A lottery is a type of gambling in which lots are purchased and one or more winners are selected by chance. The prize for winning the lottery is usually money or goods. Lotteries can be state-run or privately run. They may be used to distribute income tax refunds, allocate public housing units or select students for a particular school. A lottery can also be a contest in which people try to guess the winning combination of numbers. Regardless of the size of the prize, all participants in a lottery have a low chance of winning. Finding true love and getting struck by lightning are far more likely than winning the lottery.

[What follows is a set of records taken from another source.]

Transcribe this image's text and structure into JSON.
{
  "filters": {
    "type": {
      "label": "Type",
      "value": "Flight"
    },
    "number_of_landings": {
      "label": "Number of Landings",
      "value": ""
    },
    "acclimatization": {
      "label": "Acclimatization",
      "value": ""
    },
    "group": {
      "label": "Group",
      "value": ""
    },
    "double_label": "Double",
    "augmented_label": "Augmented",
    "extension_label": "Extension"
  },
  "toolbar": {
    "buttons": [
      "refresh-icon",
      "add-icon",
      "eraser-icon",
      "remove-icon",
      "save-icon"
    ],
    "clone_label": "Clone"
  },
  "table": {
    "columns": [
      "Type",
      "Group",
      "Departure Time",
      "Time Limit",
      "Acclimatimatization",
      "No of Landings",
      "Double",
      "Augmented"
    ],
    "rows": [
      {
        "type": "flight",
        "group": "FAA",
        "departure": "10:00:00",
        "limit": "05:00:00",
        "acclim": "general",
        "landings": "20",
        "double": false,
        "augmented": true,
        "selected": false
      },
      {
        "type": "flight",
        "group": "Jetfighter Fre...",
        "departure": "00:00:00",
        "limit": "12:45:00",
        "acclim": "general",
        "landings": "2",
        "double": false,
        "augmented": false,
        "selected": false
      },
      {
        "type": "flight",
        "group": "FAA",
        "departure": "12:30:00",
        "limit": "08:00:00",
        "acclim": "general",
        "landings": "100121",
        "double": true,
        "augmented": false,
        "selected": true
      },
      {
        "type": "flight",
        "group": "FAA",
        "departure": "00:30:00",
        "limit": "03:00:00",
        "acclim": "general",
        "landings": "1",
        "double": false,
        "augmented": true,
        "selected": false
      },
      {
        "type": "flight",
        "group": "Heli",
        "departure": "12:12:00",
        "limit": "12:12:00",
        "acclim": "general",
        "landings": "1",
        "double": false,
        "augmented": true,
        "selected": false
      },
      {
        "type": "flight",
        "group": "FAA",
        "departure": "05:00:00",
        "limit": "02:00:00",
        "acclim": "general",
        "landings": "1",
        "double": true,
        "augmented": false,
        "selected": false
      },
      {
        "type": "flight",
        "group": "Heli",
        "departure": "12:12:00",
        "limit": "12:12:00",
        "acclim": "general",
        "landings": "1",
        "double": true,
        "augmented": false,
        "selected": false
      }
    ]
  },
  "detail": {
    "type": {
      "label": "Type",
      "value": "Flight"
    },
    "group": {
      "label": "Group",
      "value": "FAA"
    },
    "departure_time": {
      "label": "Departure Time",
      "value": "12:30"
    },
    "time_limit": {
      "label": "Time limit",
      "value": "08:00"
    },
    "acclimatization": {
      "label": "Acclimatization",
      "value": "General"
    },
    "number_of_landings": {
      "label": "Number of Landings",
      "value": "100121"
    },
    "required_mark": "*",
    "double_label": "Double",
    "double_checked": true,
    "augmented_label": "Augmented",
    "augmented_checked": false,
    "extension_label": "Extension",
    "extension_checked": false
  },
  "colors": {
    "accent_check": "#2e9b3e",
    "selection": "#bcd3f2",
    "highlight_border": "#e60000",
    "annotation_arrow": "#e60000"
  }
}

Lottery is a popular form of gambling, and it has long been a way for governments to raise revenue for public works. The first recorded lottery took place during the Han dynasty in China between 205 and 187 BC. It was called the keno slip lottery, and it helped to finance major government projects. Since the early colonial period, lotteries have been a popular way to fund everything from bridges and roads to public buildings and even wars. George Washington used a lottery to pay for the construction of the Mountain Road in Virginia, and Benjamin Franklin ran a lottery to help finance the building of cannons during the Revolutionary War.
The biggest lottery prize was offered for a horse in the Kentucky Derby in 1875, when a single ticket won more than $1 million. Today, the lottery is a multi-billion-dollar business. Many governments regulate the game to ensure fair play and protect players from fraud. Many people have the instinct to gamble, but it’s important to know when your gut feeling is wrong. The truth is that no amount of luck or paranormal intervention can guarantee victory in a lottery. You have to use a rational and mathematical approach to the game to increase your chances of winning.
There are some basic rules to playing the lottery that you need to keep in mind. First, make sure that you buy a ticket for the correct drawing date. This is particularly important if you’re betting on the Powerball or Mega Millions. If the jackpot isn’t large enough to draw attention on newscasts and online, it won’t sell very well.
Another thing to keep in mind is that no single set of numbers is luckier than any other. It’s impossible to predict the winning numbers, so any set is just as likely as the others to come up. You can increase your odds of winning by buying more tickets.
In addition, it’s a good idea to study the results of previous lottery games to see how frequently each number is drawn. You can also experiment with scratch-off lottery games, looking for patterns in the “random” outside digits that appear on the ticket. Singletons, which appear only once, are more likely to be the winning numbers. When you have a good understanding of how the numbers are distributed, you can choose combinations with a high success-to-failure ratio.